- [Exercise details]
Your answer must be every line of the data that holds the string "title".
===== Available data
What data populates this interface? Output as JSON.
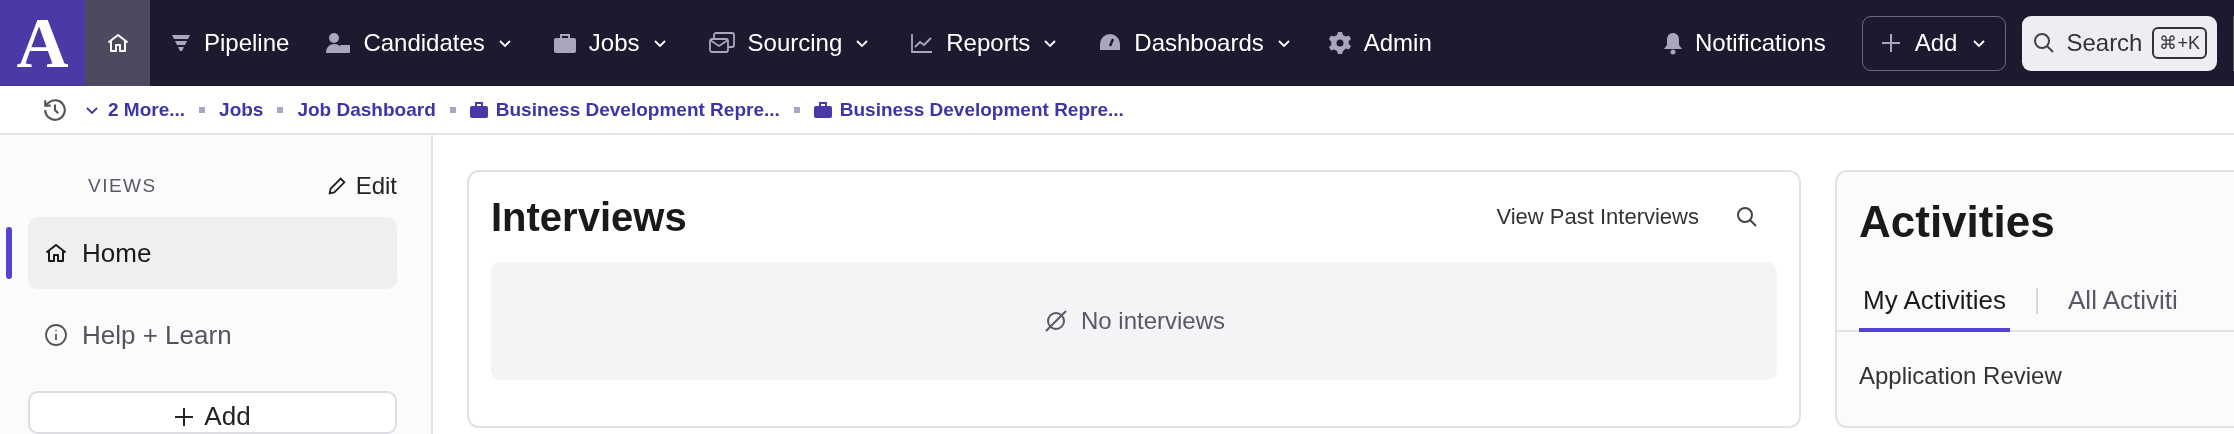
{
  "logo": {
    "letter": "A"
  },
  "nav": {
    "items": [
      {
        "label": "Pipeline",
        "menu": false,
        "selected": false
      },
      {
        "label": "Candidates",
        "menu": true,
        "selected": false
      },
      {
        "label": "Jobs",
        "menu": true,
        "selected": false
      },
      {
        "label": "Sourcing",
        "menu": true,
        "selected": false
      },
      {
        "label": "Reports",
        "menu": true,
        "selected": false
      },
      {
        "label": "Dashboards",
        "menu": true,
        "selected": false
      },
      {
        "label": "Admin",
        "menu": false,
        "selected": false
      }
    ],
    "home_selected": true,
    "notifications": "Notifications",
    "add": "Add",
    "search": {
      "placeholder": "Search",
      "shortcut": "⌘+K"
    }
  },
  "breadcrumbs": [
    {
      "label": "2 More...",
      "kind": "more"
    },
    {
      "label": "Jobs",
      "kind": "link"
    },
    {
      "label": "Job Dashboard",
      "kind": "link"
    },
    {
      "label": "Business Development Repre...",
      "kind": "job"
    },
    {
      "label": "Business Development Repre...",
      "kind": "job"
    }
  ],
  "sidebar": {
    "heading": "VIEWS",
    "edit": "Edit",
    "items": [
      {
        "label": "Home",
        "kind": "home",
        "selected": true
      },
      {
        "label": "Help + Learn",
        "kind": "help",
        "selected": false
      }
    ],
    "add": "Add"
  },
  "interviews": {
    "title": "Interviews",
    "link": "View Past Interviews",
    "empty": "No interviews"
  },
  "activities": {
    "title": "Activities",
    "tabs": [
      {
        "label": "My Activities",
        "selected": true
      },
      {
        "label": "All Activiti",
        "selected": false
      }
    ],
    "section": "Application Review"
  }
}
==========
- [Response to this exercise]
    "title": "Interviews",
    "title": "Activities",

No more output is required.